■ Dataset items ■
BEGIN

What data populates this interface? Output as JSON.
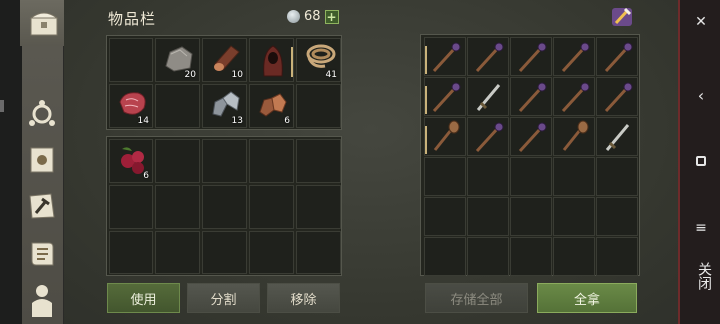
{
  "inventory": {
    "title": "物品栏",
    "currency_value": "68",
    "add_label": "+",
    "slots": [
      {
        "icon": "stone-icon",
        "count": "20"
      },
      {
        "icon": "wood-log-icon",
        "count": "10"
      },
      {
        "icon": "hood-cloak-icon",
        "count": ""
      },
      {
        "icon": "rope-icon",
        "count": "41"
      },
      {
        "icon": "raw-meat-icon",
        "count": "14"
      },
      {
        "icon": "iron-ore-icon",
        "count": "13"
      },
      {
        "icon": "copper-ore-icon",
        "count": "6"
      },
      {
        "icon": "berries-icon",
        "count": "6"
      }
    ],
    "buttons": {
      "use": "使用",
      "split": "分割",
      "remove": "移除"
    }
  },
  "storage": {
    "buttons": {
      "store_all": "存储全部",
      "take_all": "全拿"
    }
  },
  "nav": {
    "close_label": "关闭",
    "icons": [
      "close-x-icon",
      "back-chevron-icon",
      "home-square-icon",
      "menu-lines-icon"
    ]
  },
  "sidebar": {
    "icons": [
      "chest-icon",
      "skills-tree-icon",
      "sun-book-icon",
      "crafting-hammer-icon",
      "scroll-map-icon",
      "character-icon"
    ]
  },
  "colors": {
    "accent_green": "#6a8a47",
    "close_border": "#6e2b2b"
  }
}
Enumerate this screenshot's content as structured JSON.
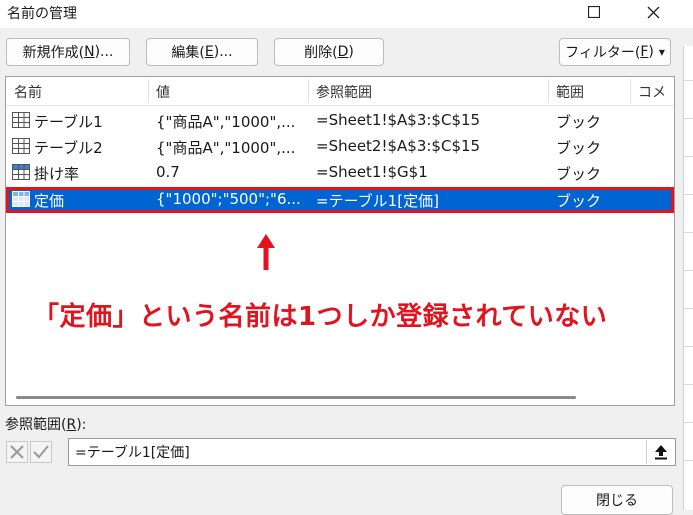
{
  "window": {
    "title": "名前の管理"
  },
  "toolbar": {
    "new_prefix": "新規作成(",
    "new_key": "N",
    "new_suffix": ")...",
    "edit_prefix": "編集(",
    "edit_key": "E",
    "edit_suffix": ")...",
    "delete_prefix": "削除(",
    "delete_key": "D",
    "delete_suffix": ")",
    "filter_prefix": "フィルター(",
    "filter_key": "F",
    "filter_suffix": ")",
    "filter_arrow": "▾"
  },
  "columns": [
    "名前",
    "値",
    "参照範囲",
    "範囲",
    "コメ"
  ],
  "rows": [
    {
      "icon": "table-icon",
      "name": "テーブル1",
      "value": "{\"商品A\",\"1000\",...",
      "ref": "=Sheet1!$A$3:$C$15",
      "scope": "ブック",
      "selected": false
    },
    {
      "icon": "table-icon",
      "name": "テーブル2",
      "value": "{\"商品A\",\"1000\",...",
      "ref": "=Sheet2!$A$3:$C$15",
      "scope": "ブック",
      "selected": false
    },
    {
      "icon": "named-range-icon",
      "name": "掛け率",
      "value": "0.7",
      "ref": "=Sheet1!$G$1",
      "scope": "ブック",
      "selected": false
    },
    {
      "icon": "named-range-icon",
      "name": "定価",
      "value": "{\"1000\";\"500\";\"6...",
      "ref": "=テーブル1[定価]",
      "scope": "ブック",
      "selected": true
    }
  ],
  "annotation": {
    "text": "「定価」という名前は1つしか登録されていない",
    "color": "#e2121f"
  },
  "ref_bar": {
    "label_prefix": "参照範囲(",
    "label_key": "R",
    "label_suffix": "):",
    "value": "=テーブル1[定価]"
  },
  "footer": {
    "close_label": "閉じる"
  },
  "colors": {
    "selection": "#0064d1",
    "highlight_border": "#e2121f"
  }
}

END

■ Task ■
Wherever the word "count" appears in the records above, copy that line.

■ Written solution ■
        "count": "20"
        "count": "10"
        "count": ""
        "count": "41"
        "count": "14"
        "count": "13"
        "count": "6"
        "count": "6"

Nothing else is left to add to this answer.